## WHAT IS REQUIRED:
What is needed is an exact copy of the records below, minus any pictures.

## EXTRACTED ENTRIES:
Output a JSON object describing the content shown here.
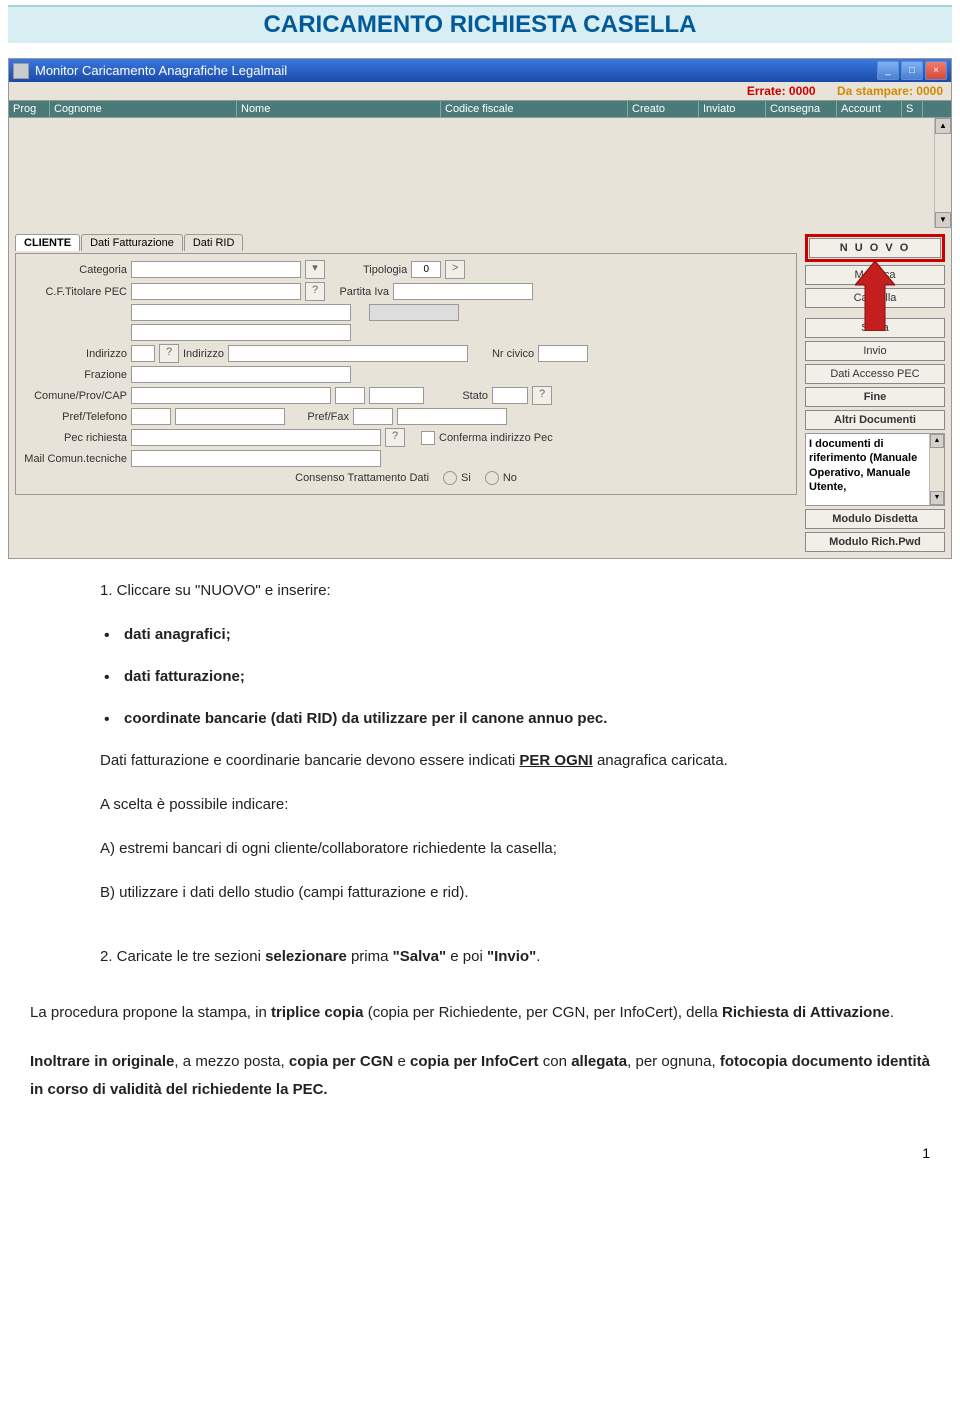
{
  "title": "CARICAMENTO RICHIESTA CASELLA",
  "window": {
    "title": "Monitor Caricamento Anagrafiche Legalmail",
    "status": {
      "errate_label": "Errate: 0000",
      "da_stampare_label": "Da stampare: 0000"
    },
    "columns": {
      "prog": "Prog",
      "cognome": "Cognome",
      "nome": "Nome",
      "cf": "Codice fiscale",
      "creato": "Creato",
      "inviato": "Inviato",
      "consegna": "Consegna",
      "account": "Account",
      "s": "S"
    },
    "tabs": {
      "cliente": "CLIENTE",
      "fatturazione": "Dati Fatturazione",
      "rid": "Dati RID"
    },
    "fields": {
      "categoria": "Categoria",
      "tipologia": "Tipologia",
      "tipologia_val": "0",
      "cf_titolare": "C.F.Titolare PEC",
      "piva": "Partita Iva",
      "indirizzo_short": "Indirizzo",
      "indirizzo": "Indirizzo",
      "nr_civico": "Nr civico",
      "frazione": "Frazione",
      "comune": "Comune/Prov/CAP",
      "stato": "Stato",
      "pref_tel": "Pref/Telefono",
      "pref_fax": "Pref/Fax",
      "pec_richiesta": "Pec richiesta",
      "conferma_pec": "Conferma indirizzo Pec",
      "mail_tec": "Mail Comun.tecniche",
      "consenso": "Consenso Trattamento Dati",
      "si": "Si",
      "no": "No"
    },
    "buttons": {
      "nuovo": "N U O V O",
      "modifica": "Modifica",
      "cancella": "Cancella",
      "salva": "Salva",
      "invio": "Invio",
      "dati_accesso": "Dati Accesso PEC",
      "fine": "Fine",
      "altri_doc": "Altri Documenti",
      "documenti_text": "I documenti di riferimento (Manuale Operativo, Manuale Utente,",
      "modulo_disdetta": "Modulo Disdetta",
      "modulo_rich": "Modulo Rich.Pwd"
    }
  },
  "doc": {
    "step1": "1.   Cliccare su \"NUOVO\" e  inserire:",
    "bullet1": "dati anagrafici;",
    "bullet2": "dati fatturazione;",
    "bullet3": "coordinate bancarie (dati RID) da utilizzare per il canone annuo pec.",
    "p_fatt_a": "Dati fatturazione e coordinarie bancarie devono essere indicati ",
    "p_fatt_b": "PER OGNI",
    "p_fatt_c": " anagrafica caricata.",
    "p_scelta": "A scelta è possibile indicare:",
    "p_a": "A) estremi bancari di ogni cliente/collaboratore richiedente la casella;",
    "p_b": "B) utilizzare i dati dello studio (campi fatturazione e rid).",
    "step2a": "2.   Caricate le tre sezioni ",
    "step2b": "selezionare",
    "step2c": " prima ",
    "step2d": "\"Salva\"",
    "step2e": " e poi ",
    "step2f": "\"Invio\"",
    "step2g": ".",
    "p_stampa_a": "La procedura propone la stampa, in ",
    "p_stampa_b": "triplice copia",
    "p_stampa_c": " (copia per Richiedente, per CGN, per InfoCert), della ",
    "p_stampa_d": "Richiesta di Attivazione",
    "p_stampa_e": ".",
    "p_inoltr_a": "Inoltrare in originale",
    "p_inoltr_b": ", a mezzo posta, ",
    "p_inoltr_c": "copia per CGN",
    "p_inoltr_d": " e ",
    "p_inoltr_e": "copia per InfoCert",
    "p_inoltr_f": " con ",
    "p_inoltr_g": "allegata",
    "p_inoltr_h": ", per ognuna,  ",
    "p_inoltr_i": "fotocopia documento identità in corso di validità del richiedente la PEC.",
    "page_num": "1"
  }
}
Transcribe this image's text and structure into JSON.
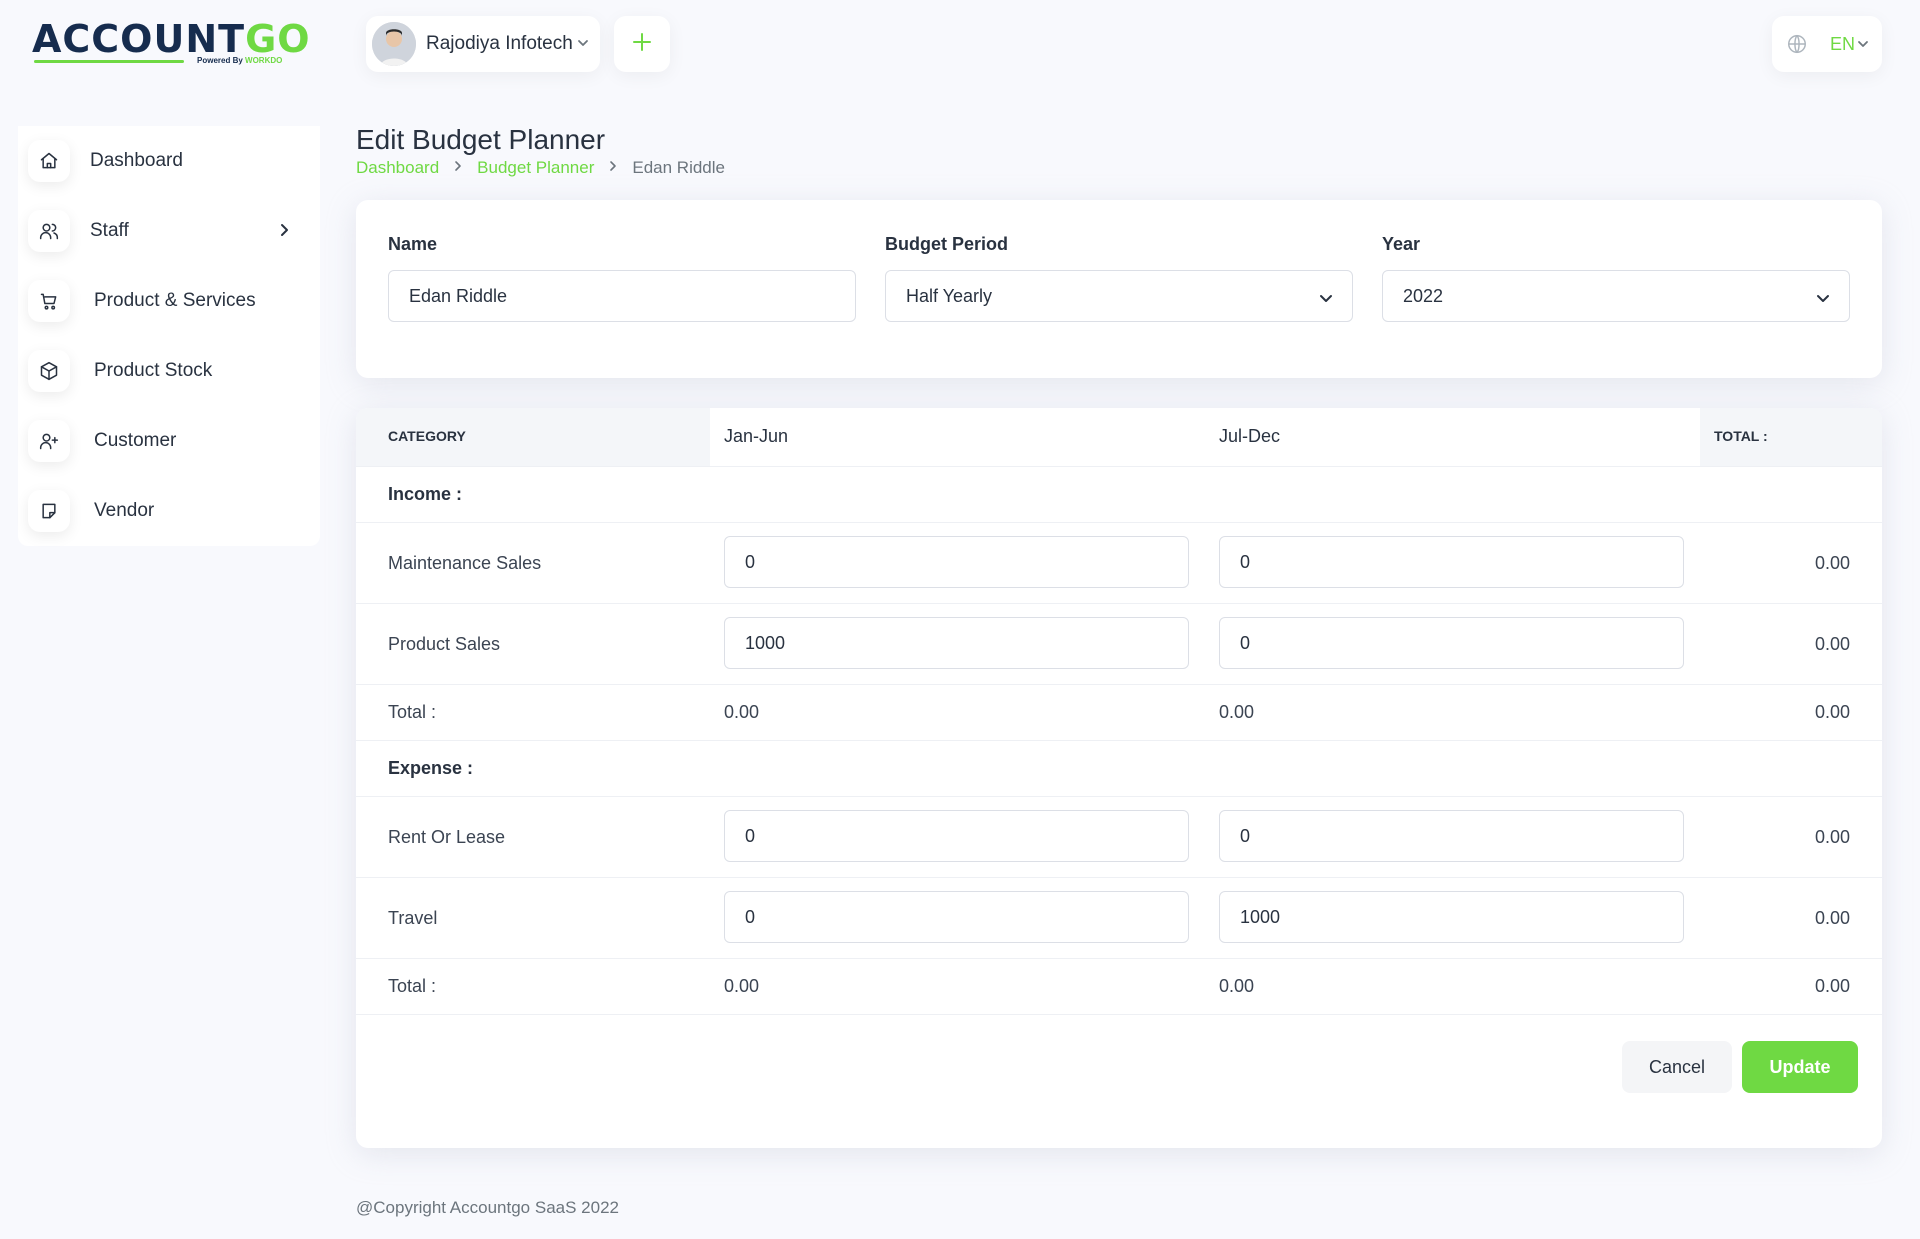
{
  "brand": {
    "logo_main_1": "ACCOUNT",
    "logo_main_2": "GO",
    "logo_sub_1": "Powered By ",
    "logo_sub_2": "WORKDO"
  },
  "sidebar": {
    "items": [
      {
        "label": "Dashboard",
        "icon": "home-icon"
      },
      {
        "label": "Staff",
        "icon": "users-icon"
      },
      {
        "label": "Product & Services",
        "icon": "cart-icon"
      },
      {
        "label": "Product Stock",
        "icon": "box-icon"
      },
      {
        "label": "Customer",
        "icon": "user-plus-icon"
      },
      {
        "label": "Vendor",
        "icon": "note-icon"
      }
    ]
  },
  "header": {
    "company_name": "Rajodiya Infotech",
    "language": "EN"
  },
  "page": {
    "title": "Edit Budget Planner",
    "breadcrumb": [
      "Dashboard",
      "Budget Planner",
      "Edan Riddle"
    ]
  },
  "form": {
    "name_label": "Name",
    "name_value": "Edan Riddle",
    "period_label": "Budget Period",
    "period_value": "Half Yearly",
    "year_label": "Year",
    "year_value": "2022"
  },
  "table": {
    "headers": {
      "category": "CATEGORY",
      "p1": "Jan-Jun",
      "p2": "Jul-Dec",
      "total": "TOTAL :"
    },
    "income": {
      "label": "Income :",
      "rows": [
        {
          "category": "Maintenance Sales",
          "p1": "0",
          "p2": "0",
          "total": "0.00"
        },
        {
          "category": "Product Sales",
          "p1": "1000",
          "p2": "0",
          "total": "0.00"
        }
      ],
      "total": {
        "label": "Total :",
        "p1": "0.00",
        "p2": "0.00",
        "total": "0.00"
      }
    },
    "expense": {
      "label": "Expense :",
      "rows": [
        {
          "category": "Rent Or Lease",
          "p1": "0",
          "p2": "0",
          "total": "0.00"
        },
        {
          "category": "Travel",
          "p1": "0",
          "p2": "1000",
          "total": "0.00"
        }
      ],
      "total": {
        "label": "Total :",
        "p1": "0.00",
        "p2": "0.00",
        "total": "0.00"
      }
    }
  },
  "actions": {
    "cancel": "Cancel",
    "update": "Update"
  },
  "footer": {
    "copyright": "@Copyright Accountgo SaaS 2022"
  },
  "colors": {
    "accent": "#6fd943",
    "text": "#293240",
    "background": "#f8f9fd"
  }
}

## TASK RESULT:
Output a JSON object describing the content shown here.
{
  "title": "CARICAMENTO RICHIESTA CASELLA",
  "window": {
    "title": "Monitor Caricamento Anagrafiche Legalmail",
    "status": {
      "errate_label": "Errate: 0000",
      "da_stampare_label": "Da stampare: 0000"
    },
    "columns": {
      "prog": "Prog",
      "cognome": "Cognome",
      "nome": "Nome",
      "cf": "Codice fiscale",
      "creato": "Creato",
      "inviato": "Inviato",
      "consegna": "Consegna",
      "account": "Account",
      "s": "S"
    },
    "tabs": {
      "cliente": "CLIENTE",
      "fatturazione": "Dati Fatturazione",
      "rid": "Dati RID"
    },
    "fields": {
      "categoria": "Categoria",
      "tipologia": "Tipologia",
      "tipologia_val": "0",
      "cf_titolare": "C.F.Titolare PEC",
      "piva": "Partita Iva",
      "indirizzo_short": "Indirizzo",
      "indirizzo": "Indirizzo",
      "nr_civico": "Nr civico",
      "frazione": "Frazione",
      "comune": "Comune/Prov/CAP",
      "stato": "Stato",
      "pref_tel": "Pref/Telefono",
      "pref_fax": "Pref/Fax",
      "pec_richiesta": "Pec richiesta",
      "conferma_pec": "Conferma indirizzo Pec",
      "mail_tec": "Mail Comun.tecniche",
      "consenso": "Consenso Trattamento Dati",
      "si": "Si",
      "no": "No"
    },
    "buttons": {
      "nuovo": "N U O V O",
      "modifica": "Modifica",
      "cancella": "Cancella",
      "salva": "Salva",
      "invio": "Invio",
      "dati_accesso": "Dati Accesso PEC",
      "fine": "Fine",
      "altri_doc": "Altri Documenti",
      "documenti_text": "I documenti di riferimento (Manuale Operativo, Manuale Utente,",
      "modulo_disdetta": "Modulo Disdetta",
      "modulo_rich": "Modulo Rich.Pwd"
    }
  },
  "doc": {
    "step1": "1.   Cliccare su \"NUOVO\" e  inserire:",
    "bullet1": "dati anagrafici;",
    "bullet2": "dati fatturazione;",
    "bullet3": "coordinate bancarie (dati RID) da utilizzare per il canone annuo pec.",
    "p_fatt_a": "Dati fatturazione e coordinarie bancarie devono essere indicati ",
    "p_fatt_b": "PER OGNI",
    "p_fatt_c": " anagrafica caricata.",
    "p_scelta": "A scelta è possibile indicare:",
    "p_a": "A) estremi bancari di ogni cliente/collaboratore richiedente la casella;",
    "p_b": "B) utilizzare i dati dello studio (campi fatturazione e rid).",
    "step2a": "2.   Caricate le tre sezioni ",
    "step2b": "selezionare",
    "step2c": " prima ",
    "step2d": "\"Salva\"",
    "step2e": " e poi ",
    "step2f": "\"Invio\"",
    "step2g": ".",
    "p_stampa_a": "La procedura propone la stampa, in ",
    "p_stampa_b": "triplice copia",
    "p_stampa_c": " (copia per Richiedente, per CGN, per InfoCert), della ",
    "p_stampa_d": "Richiesta di Attivazione",
    "p_stampa_e": ".",
    "p_inoltr_a": "Inoltrare in originale",
    "p_inoltr_b": ", a mezzo posta, ",
    "p_inoltr_c": "copia per CGN",
    "p_inoltr_d": " e ",
    "p_inoltr_e": "copia per InfoCert",
    "p_inoltr_f": " con ",
    "p_inoltr_g": "allegata",
    "p_inoltr_h": ", per ognuna,  ",
    "p_inoltr_i": "fotocopia documento identità in corso di validità del richiedente la PEC.",
    "page_num": "1"
  }
}
Transcribe this image's text and structure into JSON.
{
  "brand": {
    "logo_main_1": "ACCOUNT",
    "logo_main_2": "GO",
    "logo_sub_1": "Powered By ",
    "logo_sub_2": "WORKDO"
  },
  "sidebar": {
    "items": [
      {
        "label": "Dashboard",
        "icon": "home-icon"
      },
      {
        "label": "Staff",
        "icon": "users-icon"
      },
      {
        "label": "Product & Services",
        "icon": "cart-icon"
      },
      {
        "label": "Product Stock",
        "icon": "box-icon"
      },
      {
        "label": "Customer",
        "icon": "user-plus-icon"
      },
      {
        "label": "Vendor",
        "icon": "note-icon"
      }
    ]
  },
  "header": {
    "company_name": "Rajodiya Infotech",
    "language": "EN"
  },
  "page": {
    "title": "Edit Budget Planner",
    "breadcrumb": [
      "Dashboard",
      "Budget Planner",
      "Edan Riddle"
    ]
  },
  "form": {
    "name_label": "Name",
    "name_value": "Edan Riddle",
    "period_label": "Budget Period",
    "period_value": "Half Yearly",
    "year_label": "Year",
    "year_value": "2022"
  },
  "table": {
    "headers": {
      "category": "CATEGORY",
      "p1": "Jan-Jun",
      "p2": "Jul-Dec",
      "total": "TOTAL :"
    },
    "income": {
      "label": "Income :",
      "rows": [
        {
          "category": "Maintenance Sales",
          "p1": "0",
          "p2": "0",
          "total": "0.00"
        },
        {
          "category": "Product Sales",
          "p1": "1000",
          "p2": "0",
          "total": "0.00"
        }
      ],
      "total": {
        "label": "Total :",
        "p1": "0.00",
        "p2": "0.00",
        "total": "0.00"
      }
    },
    "expense": {
      "label": "Expense :",
      "rows": [
        {
          "category": "Rent Or Lease",
          "p1": "0",
          "p2": "0",
          "total": "0.00"
        },
        {
          "category": "Travel",
          "p1": "0",
          "p2": "1000",
          "total": "0.00"
        }
      ],
      "total": {
        "label": "Total :",
        "p1": "0.00",
        "p2": "0.00",
        "total": "0.00"
      }
    }
  },
  "actions": {
    "cancel": "Cancel",
    "update": "Update"
  },
  "footer": {
    "copyright": "@Copyright Accountgo SaaS 2022"
  },
  "colors": {
    "accent": "#6fd943",
    "text": "#293240",
    "background": "#f8f9fd"
  }
}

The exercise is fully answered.